While we learnt much and had many positive experiences at ZEGG, we found the language issue a real barrier to fully appreciating our time here. In the evening, we meet for a time of reflection and sharing. The process requires each participant to share inner thoughts about their experiences and lives, which never seems to quite come through in translation and left us feeling rather disconnected. This was probably amplified because while we made positive connections with some of the people we met, there were a couple of people who were openly hostile to English speakers. Later we learn that the German obsession with perfection means that many people will be reluctant to speak a language till they have mastered it. A couple of people were resentful that English was considered to be the Global Language and that even
But there is something else here – a heaviness that hangs in the air around us. I can’t quite put my finger on but I sense something different to the freedom and lightness I felt in cities like Copenhagen and Amsterdam. Interestingly, in three separate discussions I had with community members at ZEGG they share with me that many Germans carry a deep sense of guilt and shame on their shoulders because of the atrocities committed during the Second World War. I have visited Germany previously but never experienced this. Perhaps it is because we are in the East, perhaps it is the change in the weather, but I sense this cloud that hangs over the people here and wonder if this contributed to some of the friction we experienced.
We come away having found a well functioning community, having made meaningful connections

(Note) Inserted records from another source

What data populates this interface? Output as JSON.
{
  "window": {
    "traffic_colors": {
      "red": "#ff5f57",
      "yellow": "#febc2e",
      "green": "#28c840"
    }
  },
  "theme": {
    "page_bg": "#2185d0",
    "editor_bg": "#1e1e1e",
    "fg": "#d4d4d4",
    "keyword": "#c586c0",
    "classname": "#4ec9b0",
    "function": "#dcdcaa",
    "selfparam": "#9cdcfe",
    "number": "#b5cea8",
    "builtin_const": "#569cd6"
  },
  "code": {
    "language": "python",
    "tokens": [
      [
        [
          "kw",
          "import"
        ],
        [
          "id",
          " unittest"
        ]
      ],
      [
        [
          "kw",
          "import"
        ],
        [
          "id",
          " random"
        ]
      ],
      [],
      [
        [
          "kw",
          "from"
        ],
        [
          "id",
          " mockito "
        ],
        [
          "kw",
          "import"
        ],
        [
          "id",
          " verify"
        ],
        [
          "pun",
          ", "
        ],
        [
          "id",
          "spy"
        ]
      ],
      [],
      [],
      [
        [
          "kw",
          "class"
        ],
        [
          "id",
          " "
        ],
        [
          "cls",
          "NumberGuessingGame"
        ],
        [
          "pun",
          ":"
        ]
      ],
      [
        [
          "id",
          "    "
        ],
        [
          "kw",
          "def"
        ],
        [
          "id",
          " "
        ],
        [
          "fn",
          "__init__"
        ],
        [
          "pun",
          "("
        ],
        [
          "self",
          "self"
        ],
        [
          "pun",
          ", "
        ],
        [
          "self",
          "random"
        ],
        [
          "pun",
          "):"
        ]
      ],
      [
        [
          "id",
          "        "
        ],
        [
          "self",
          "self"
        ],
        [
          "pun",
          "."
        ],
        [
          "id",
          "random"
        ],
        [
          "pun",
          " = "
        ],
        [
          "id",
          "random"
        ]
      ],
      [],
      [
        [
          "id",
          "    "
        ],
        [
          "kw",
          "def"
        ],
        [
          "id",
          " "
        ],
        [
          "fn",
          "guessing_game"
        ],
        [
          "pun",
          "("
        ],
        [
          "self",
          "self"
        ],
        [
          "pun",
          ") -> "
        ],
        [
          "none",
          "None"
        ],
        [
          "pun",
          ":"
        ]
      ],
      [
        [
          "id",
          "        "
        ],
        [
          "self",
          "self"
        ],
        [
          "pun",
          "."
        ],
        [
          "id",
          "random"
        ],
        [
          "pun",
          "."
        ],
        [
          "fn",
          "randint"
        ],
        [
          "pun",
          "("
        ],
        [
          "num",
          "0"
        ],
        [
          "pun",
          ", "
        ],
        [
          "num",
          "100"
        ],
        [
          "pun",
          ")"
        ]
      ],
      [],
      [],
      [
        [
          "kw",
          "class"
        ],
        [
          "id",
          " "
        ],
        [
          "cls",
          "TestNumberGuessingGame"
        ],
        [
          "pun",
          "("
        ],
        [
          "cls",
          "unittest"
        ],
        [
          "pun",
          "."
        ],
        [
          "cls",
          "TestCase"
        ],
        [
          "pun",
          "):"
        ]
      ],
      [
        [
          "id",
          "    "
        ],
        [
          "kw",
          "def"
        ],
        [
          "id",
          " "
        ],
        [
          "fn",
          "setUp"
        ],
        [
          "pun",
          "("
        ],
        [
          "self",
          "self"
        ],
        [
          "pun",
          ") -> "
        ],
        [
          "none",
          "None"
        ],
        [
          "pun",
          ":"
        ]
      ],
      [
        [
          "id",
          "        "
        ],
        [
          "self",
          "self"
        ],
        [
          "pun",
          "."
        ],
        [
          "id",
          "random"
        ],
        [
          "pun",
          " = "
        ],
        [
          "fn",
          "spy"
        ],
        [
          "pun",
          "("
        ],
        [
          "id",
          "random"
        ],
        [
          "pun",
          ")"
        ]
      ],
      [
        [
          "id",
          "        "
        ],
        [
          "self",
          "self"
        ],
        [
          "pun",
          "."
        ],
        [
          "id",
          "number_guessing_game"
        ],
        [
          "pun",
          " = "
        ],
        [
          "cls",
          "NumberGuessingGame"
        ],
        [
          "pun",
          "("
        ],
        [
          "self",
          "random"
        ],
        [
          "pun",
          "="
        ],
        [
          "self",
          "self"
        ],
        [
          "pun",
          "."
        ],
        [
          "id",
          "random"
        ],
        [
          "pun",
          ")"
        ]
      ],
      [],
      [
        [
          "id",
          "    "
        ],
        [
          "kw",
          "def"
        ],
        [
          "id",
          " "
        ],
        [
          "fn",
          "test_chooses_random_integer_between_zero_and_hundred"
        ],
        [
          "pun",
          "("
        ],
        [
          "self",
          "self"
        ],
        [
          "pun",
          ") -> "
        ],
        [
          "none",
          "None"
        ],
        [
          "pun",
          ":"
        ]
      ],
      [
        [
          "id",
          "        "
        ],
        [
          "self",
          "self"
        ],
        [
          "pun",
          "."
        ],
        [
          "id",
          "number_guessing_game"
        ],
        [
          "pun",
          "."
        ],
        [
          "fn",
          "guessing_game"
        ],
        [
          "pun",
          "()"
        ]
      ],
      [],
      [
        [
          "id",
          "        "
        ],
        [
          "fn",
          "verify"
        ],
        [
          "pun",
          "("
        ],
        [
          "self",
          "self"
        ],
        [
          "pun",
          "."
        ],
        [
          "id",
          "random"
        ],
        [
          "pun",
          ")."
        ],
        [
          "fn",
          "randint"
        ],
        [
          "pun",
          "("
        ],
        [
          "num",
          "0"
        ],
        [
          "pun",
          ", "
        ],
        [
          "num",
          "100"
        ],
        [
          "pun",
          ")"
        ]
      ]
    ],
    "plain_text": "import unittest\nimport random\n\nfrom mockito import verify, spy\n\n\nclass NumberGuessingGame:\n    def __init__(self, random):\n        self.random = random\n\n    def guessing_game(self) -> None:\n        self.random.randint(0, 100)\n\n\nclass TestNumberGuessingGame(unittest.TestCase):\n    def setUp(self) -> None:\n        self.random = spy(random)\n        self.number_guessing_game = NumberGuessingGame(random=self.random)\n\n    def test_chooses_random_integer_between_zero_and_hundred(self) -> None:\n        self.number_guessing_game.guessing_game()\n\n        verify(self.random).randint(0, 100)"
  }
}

Forming community for us is not necessarily about living in the same space but about going in the same direction. About striving to achieve a common purpose. About co-operating so that we might find time to be creative and supportive of each other’s dreams!
"We become human only in the company of other human beings. And this involves both opening our hearts and giving voice to our deepest convictions. ...When we shrink from the world, our souls shrink, too". Paul Rogat Loeb